Activity: Looking at the records below, please work out how many lines contain the word "icon" and give the number alone.

Records supplied:
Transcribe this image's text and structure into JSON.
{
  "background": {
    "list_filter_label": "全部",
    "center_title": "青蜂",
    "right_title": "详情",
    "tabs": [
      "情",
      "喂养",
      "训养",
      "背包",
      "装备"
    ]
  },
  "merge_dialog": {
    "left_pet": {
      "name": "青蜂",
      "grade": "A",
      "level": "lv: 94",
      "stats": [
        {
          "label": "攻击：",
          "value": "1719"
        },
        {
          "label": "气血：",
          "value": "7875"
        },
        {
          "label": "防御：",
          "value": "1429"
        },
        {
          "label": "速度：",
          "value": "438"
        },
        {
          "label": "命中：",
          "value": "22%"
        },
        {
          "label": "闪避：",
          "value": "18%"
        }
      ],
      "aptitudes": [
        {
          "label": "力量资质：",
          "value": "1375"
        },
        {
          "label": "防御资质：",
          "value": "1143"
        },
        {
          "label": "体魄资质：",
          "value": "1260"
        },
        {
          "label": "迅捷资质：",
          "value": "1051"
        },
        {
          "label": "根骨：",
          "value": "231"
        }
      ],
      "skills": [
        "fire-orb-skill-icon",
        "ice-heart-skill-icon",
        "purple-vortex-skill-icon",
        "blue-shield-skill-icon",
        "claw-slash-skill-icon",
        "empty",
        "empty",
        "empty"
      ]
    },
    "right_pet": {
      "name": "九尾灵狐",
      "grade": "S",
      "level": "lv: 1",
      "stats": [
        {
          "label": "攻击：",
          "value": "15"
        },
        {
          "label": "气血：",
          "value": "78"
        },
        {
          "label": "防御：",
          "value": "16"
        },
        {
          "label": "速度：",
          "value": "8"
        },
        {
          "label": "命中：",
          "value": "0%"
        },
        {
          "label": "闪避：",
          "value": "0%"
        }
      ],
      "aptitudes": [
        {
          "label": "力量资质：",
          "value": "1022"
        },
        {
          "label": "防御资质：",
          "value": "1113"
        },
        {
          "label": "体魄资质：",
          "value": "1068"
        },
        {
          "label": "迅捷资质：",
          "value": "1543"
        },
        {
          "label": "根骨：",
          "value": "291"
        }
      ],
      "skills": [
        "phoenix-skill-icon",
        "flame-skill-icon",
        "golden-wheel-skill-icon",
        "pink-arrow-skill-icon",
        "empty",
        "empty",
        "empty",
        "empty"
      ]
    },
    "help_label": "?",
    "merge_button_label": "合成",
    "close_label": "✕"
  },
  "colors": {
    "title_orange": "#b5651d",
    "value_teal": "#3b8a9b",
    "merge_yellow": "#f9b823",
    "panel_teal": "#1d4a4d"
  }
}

Exercise solution: 9